*** Block opens ***

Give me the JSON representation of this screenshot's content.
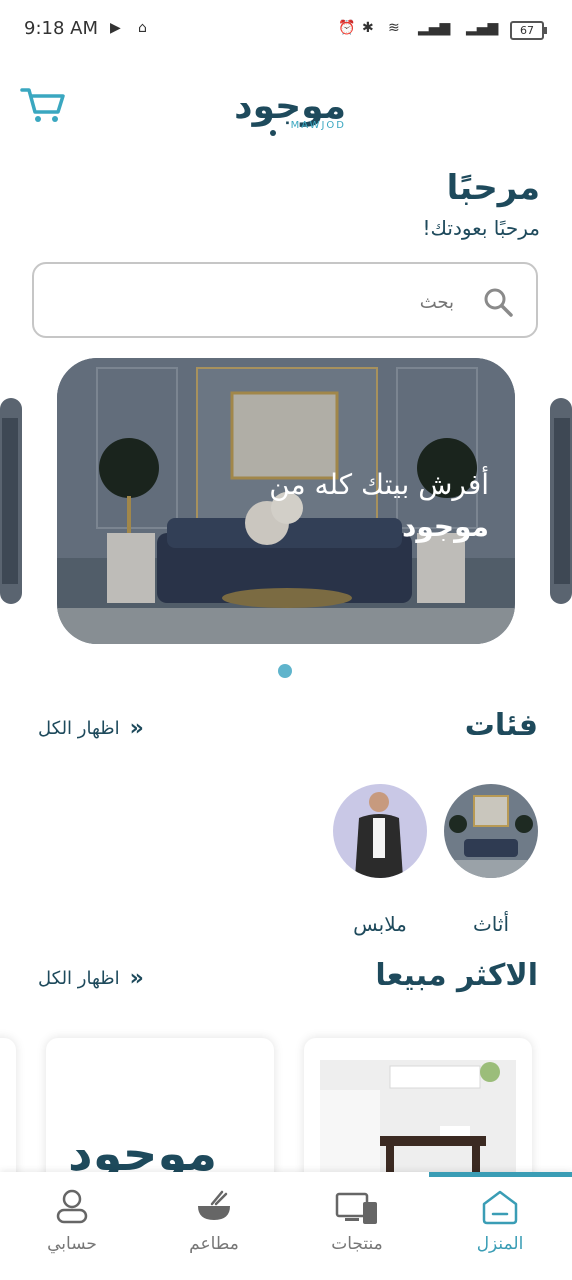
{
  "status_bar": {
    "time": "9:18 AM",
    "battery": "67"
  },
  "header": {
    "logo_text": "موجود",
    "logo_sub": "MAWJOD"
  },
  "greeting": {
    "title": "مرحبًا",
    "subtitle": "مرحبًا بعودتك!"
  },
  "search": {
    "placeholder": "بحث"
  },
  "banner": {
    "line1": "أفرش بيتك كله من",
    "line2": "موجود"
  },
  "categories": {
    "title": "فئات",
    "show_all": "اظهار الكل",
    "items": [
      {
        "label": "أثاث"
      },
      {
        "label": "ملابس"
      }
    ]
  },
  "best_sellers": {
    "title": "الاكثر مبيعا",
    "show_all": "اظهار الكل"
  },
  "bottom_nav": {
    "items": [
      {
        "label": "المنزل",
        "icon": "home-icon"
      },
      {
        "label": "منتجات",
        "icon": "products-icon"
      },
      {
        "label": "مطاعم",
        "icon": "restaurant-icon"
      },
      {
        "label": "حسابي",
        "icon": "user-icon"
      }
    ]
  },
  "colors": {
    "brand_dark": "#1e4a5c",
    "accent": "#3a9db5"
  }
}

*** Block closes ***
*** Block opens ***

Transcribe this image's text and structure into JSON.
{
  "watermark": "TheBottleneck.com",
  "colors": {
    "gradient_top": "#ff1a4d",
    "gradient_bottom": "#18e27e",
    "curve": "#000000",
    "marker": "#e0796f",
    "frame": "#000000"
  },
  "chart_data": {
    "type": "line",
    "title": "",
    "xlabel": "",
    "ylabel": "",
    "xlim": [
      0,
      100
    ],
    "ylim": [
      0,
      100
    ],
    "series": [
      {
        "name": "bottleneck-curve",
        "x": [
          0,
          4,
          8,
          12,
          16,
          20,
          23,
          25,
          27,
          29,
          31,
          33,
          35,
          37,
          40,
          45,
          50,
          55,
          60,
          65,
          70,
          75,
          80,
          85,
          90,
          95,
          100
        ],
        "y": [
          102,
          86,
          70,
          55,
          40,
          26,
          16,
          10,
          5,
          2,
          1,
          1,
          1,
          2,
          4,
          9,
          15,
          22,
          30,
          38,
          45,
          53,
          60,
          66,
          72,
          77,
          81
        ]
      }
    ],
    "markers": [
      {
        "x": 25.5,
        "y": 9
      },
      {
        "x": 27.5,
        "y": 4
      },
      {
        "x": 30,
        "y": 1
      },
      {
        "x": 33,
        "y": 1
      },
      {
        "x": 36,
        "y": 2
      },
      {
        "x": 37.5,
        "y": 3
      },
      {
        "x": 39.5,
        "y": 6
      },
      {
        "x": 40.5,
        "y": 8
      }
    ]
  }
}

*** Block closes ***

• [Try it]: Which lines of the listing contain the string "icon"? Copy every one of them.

• [Task solution]:
        "icon": "home-icon"
        "icon": "products-icon"
        "icon": "restaurant-icon"
        "icon": "user-icon"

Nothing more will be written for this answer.